++++ DATA FOR THIS TASK
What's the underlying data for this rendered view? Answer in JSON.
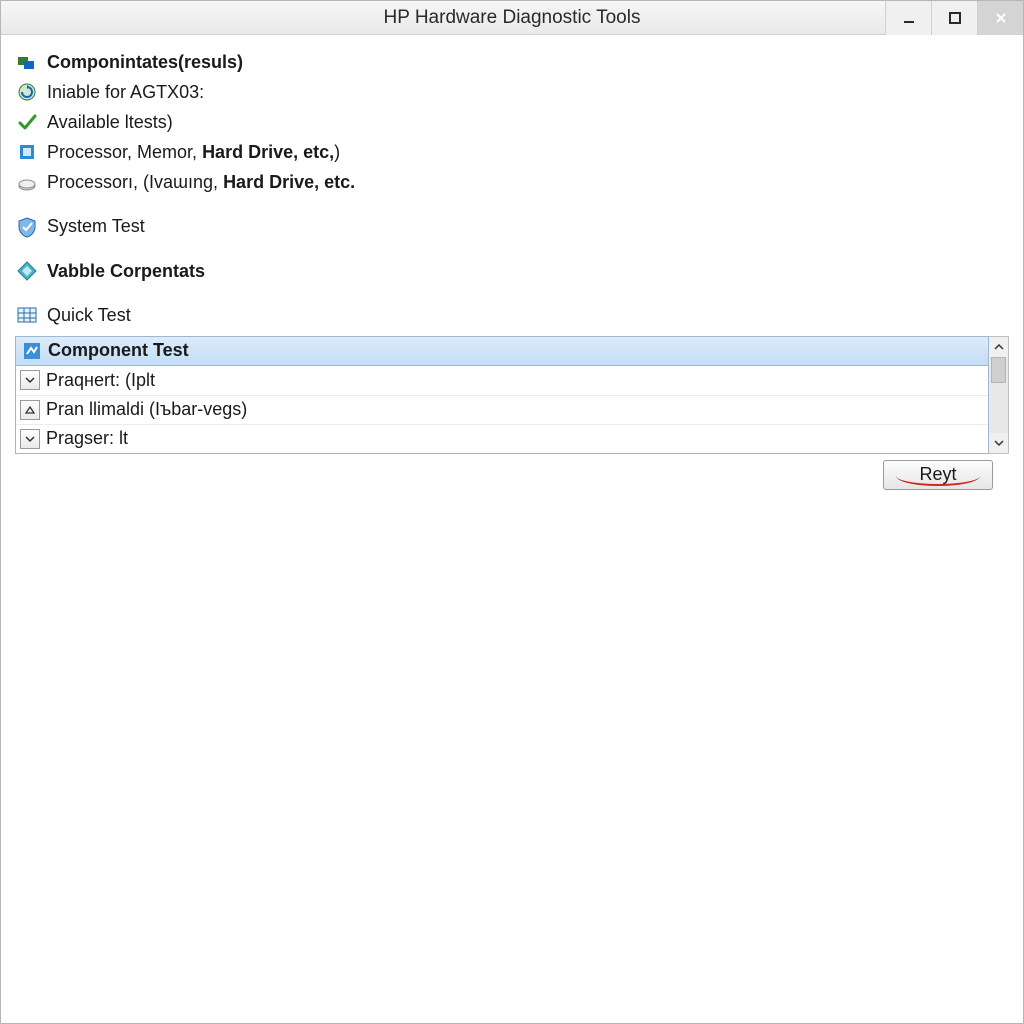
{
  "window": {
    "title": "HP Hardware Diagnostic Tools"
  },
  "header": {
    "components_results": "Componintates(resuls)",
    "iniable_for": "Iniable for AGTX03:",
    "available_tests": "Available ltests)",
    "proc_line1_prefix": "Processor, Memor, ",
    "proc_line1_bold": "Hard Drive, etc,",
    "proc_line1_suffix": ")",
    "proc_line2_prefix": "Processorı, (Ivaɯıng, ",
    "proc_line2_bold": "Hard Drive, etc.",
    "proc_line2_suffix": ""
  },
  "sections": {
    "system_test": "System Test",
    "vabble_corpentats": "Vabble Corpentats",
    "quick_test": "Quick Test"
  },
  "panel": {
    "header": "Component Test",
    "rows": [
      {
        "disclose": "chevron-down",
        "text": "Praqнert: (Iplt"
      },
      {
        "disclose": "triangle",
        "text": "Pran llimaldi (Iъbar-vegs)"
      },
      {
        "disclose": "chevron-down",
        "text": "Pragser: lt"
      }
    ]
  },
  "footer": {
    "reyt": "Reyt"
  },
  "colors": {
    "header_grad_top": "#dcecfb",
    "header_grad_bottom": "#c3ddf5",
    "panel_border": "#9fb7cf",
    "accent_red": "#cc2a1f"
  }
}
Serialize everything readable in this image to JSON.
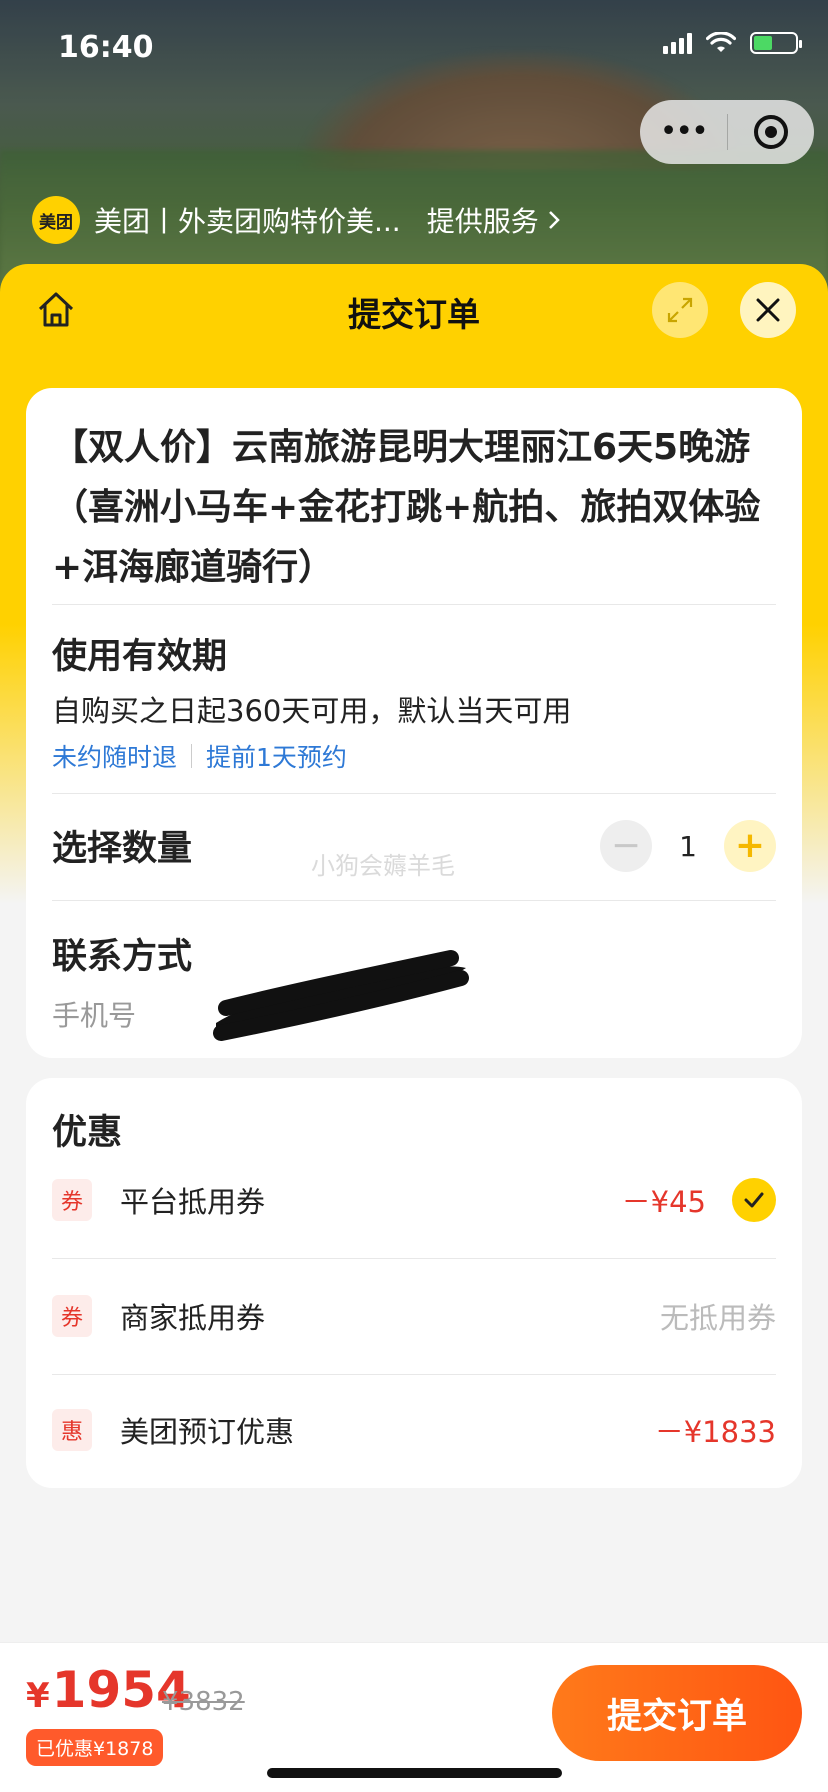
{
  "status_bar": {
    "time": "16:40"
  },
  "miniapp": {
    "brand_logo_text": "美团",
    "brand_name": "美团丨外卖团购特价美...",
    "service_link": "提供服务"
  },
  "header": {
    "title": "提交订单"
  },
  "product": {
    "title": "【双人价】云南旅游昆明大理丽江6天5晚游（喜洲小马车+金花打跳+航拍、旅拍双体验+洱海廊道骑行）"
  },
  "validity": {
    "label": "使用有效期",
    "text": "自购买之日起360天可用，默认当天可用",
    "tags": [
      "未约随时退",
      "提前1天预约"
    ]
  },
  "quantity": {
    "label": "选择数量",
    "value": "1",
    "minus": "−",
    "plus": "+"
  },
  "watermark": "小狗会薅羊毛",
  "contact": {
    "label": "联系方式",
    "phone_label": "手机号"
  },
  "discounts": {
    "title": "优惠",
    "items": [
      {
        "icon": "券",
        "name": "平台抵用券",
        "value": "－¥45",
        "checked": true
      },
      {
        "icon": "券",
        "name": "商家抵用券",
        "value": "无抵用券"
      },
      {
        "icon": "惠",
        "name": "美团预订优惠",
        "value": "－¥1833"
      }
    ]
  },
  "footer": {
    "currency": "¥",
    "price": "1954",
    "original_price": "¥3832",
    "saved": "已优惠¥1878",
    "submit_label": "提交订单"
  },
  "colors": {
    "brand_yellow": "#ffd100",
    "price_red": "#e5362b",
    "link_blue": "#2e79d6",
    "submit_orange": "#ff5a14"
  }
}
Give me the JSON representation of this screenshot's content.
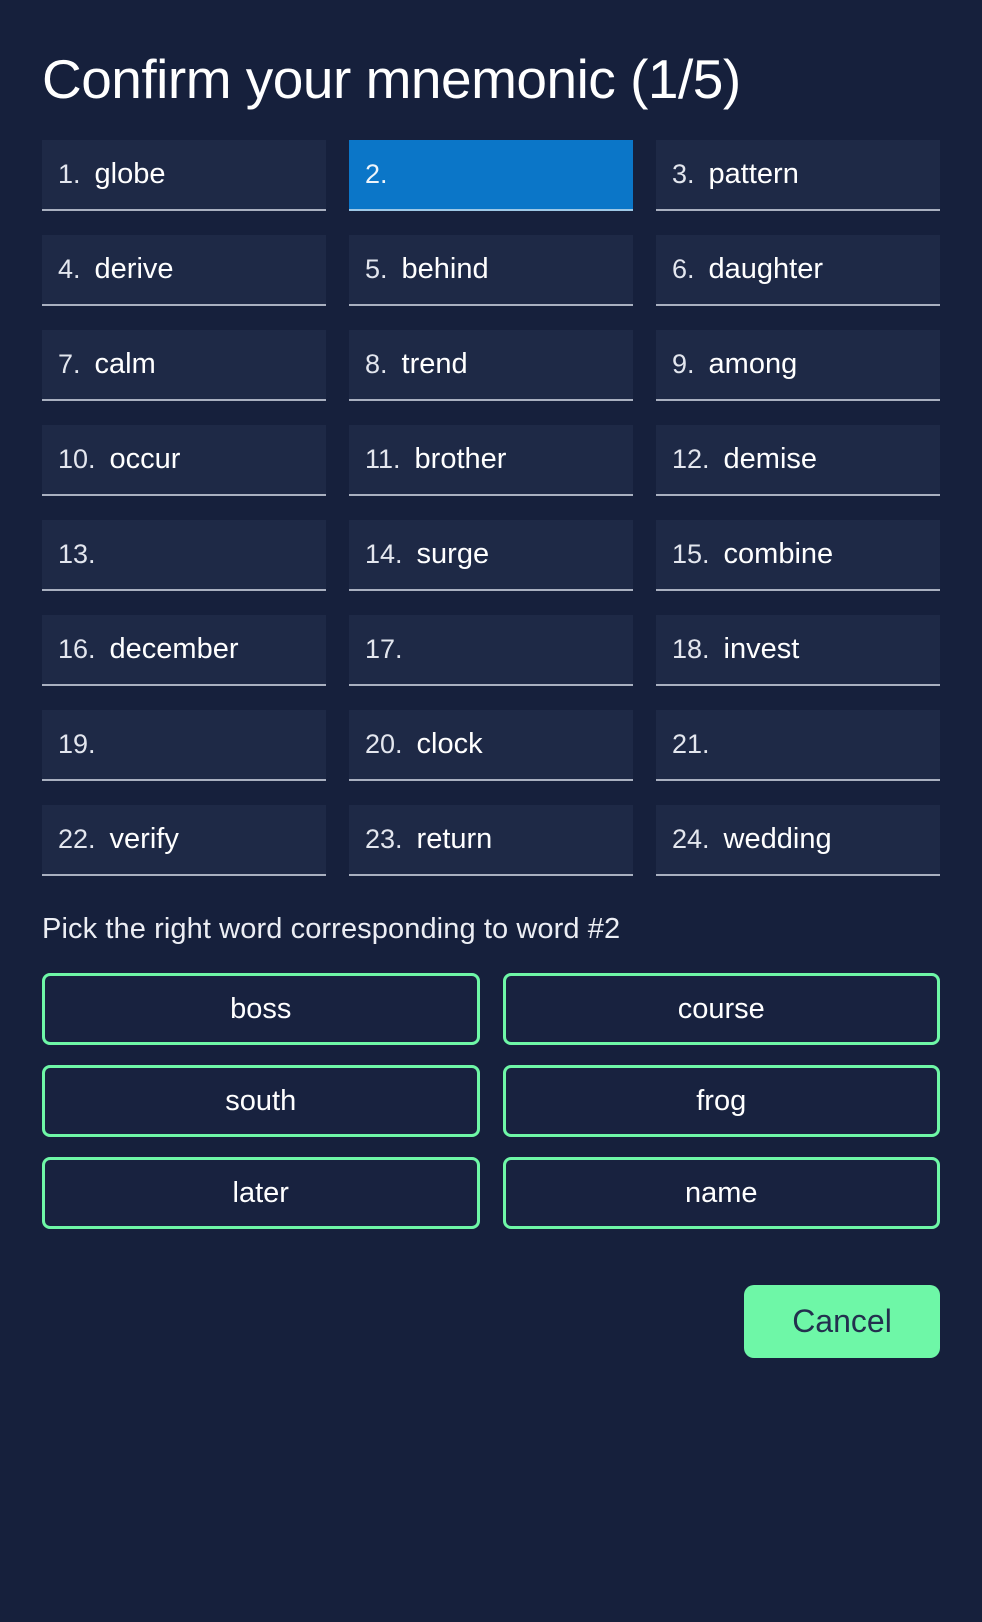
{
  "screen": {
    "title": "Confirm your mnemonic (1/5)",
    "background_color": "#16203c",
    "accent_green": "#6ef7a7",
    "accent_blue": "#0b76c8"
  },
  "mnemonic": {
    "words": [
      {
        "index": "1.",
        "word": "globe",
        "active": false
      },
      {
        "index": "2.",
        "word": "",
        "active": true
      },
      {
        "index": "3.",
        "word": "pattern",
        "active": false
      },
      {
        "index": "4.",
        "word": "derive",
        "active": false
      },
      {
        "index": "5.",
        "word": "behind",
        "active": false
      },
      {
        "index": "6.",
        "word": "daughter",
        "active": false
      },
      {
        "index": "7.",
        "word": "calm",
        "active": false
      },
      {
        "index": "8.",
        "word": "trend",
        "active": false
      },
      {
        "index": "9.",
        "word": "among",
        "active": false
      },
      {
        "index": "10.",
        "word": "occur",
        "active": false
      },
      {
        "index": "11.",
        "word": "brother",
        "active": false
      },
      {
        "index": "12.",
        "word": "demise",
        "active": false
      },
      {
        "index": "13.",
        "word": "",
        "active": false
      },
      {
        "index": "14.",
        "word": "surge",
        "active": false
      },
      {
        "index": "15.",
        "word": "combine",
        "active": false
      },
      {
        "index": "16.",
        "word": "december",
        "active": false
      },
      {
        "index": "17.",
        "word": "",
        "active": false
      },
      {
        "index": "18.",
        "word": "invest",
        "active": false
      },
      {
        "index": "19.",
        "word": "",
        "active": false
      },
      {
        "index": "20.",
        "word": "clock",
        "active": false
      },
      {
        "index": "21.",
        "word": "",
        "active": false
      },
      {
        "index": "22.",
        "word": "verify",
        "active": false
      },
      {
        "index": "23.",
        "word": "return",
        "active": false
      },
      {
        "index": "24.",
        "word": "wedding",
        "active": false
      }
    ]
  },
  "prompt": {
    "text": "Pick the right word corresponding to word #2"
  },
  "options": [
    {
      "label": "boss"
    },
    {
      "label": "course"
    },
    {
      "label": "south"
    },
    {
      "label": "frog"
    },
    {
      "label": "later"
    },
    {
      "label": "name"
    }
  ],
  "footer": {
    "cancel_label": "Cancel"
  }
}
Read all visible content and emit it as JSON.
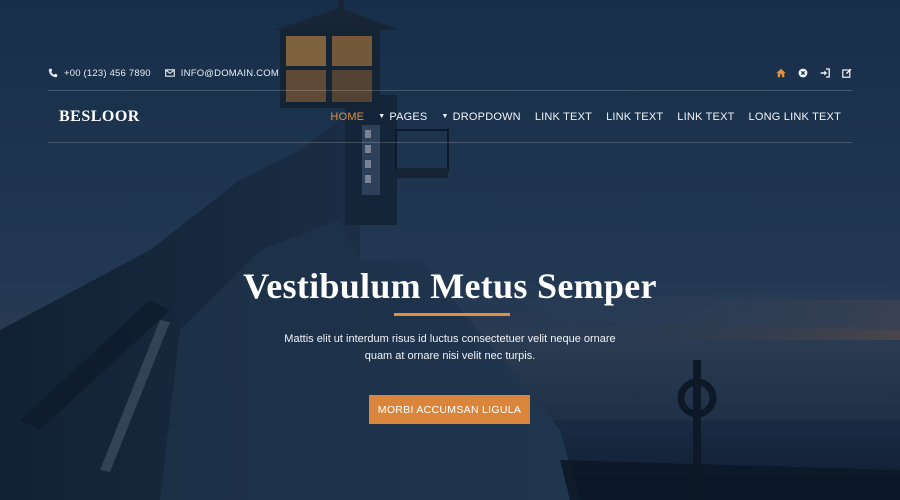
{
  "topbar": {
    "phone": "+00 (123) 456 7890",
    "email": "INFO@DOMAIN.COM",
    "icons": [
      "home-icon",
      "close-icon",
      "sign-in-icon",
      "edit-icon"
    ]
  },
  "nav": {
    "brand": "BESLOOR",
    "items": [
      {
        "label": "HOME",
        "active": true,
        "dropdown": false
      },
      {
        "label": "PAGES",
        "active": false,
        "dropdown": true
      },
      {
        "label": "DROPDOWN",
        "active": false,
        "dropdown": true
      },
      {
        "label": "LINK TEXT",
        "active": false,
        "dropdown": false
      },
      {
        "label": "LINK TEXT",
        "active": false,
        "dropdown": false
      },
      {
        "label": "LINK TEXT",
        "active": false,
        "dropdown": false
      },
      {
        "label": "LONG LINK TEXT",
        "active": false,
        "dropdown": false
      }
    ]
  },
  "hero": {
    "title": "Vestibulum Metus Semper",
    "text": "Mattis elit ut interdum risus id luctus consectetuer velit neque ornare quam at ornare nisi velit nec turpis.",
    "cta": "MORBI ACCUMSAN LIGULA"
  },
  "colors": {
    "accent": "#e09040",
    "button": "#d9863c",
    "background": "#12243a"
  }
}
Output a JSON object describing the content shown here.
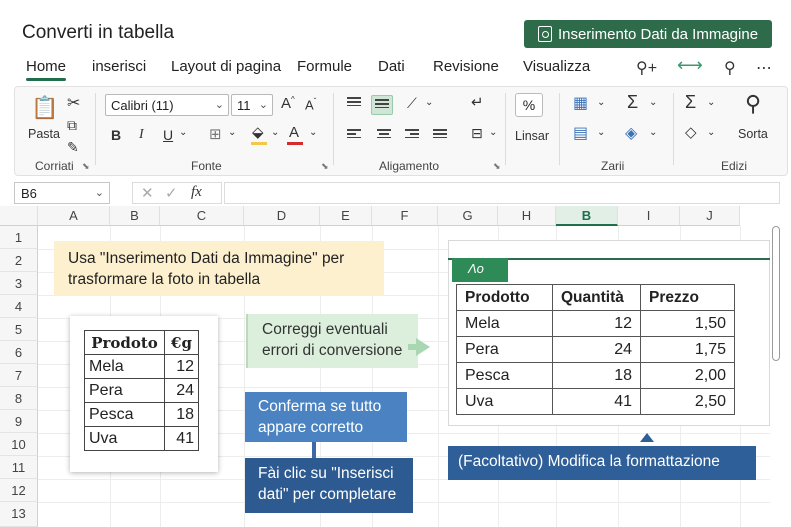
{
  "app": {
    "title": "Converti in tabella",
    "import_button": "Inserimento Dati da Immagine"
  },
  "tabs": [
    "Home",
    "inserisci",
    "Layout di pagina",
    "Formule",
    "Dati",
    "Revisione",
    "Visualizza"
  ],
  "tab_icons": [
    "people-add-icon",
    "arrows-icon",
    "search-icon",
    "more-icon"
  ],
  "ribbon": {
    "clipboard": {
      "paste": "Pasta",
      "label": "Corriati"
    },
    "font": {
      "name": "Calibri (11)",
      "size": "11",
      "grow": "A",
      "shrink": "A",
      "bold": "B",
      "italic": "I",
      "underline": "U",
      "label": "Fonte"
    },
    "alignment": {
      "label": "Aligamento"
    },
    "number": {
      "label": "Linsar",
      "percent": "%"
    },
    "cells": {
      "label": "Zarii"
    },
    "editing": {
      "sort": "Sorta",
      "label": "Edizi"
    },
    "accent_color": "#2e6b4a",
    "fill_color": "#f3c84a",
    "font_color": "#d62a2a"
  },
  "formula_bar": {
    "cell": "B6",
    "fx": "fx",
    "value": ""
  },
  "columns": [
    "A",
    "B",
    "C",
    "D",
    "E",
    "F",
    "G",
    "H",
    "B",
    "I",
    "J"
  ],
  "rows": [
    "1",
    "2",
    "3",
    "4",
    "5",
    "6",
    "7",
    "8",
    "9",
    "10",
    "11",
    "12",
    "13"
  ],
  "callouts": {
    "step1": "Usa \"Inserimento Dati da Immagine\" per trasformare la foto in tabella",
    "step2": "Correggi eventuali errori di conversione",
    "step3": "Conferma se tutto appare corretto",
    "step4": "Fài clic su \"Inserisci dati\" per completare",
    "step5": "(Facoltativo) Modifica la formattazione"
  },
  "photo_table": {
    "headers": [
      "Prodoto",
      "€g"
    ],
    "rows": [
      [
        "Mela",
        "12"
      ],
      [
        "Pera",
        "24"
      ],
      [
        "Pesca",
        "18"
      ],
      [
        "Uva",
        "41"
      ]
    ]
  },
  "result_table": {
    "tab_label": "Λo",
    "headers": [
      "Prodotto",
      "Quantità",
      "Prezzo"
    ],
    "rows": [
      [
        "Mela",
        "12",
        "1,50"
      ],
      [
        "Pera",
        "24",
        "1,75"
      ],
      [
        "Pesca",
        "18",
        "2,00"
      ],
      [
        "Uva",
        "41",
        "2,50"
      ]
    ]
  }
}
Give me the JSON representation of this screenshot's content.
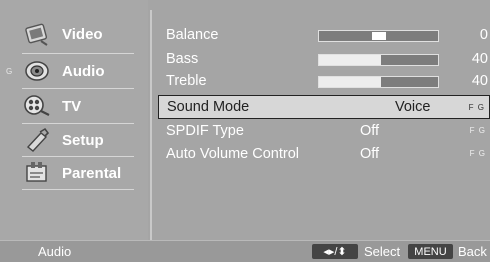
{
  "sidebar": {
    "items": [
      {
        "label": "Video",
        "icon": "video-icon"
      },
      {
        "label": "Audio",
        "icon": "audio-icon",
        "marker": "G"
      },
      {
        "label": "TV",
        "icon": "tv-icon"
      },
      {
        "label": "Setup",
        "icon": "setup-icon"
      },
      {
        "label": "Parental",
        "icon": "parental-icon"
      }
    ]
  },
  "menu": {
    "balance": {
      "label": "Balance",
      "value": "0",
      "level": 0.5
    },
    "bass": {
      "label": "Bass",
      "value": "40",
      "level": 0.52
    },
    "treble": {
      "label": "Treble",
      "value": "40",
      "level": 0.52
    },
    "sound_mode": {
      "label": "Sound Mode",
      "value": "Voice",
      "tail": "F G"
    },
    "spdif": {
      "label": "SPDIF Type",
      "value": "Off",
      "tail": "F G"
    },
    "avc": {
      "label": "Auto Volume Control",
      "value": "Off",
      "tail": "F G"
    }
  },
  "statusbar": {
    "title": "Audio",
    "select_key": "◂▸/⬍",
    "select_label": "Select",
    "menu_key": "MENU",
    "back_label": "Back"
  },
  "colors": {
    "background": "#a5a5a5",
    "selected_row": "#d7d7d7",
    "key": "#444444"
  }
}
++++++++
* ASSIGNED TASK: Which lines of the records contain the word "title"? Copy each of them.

* ANSWER TO THIS EXERCISE:
    "title": "HP Hardware Diagnostic Tools"
    "title": "提交订单"
    "title": "【双人价】云南旅游昆明大理丽江6天5晚游（喜洲小马车+金花打跳+航拍、旅拍双体验+洱海廊道骑行）"
    "title": "优惠",
    "title": "Confirm your mnemonic (1/5)",
    "title": "Vestibulum Metus Semper",
    "title": "Converti in tabella",
    "title": "Audio",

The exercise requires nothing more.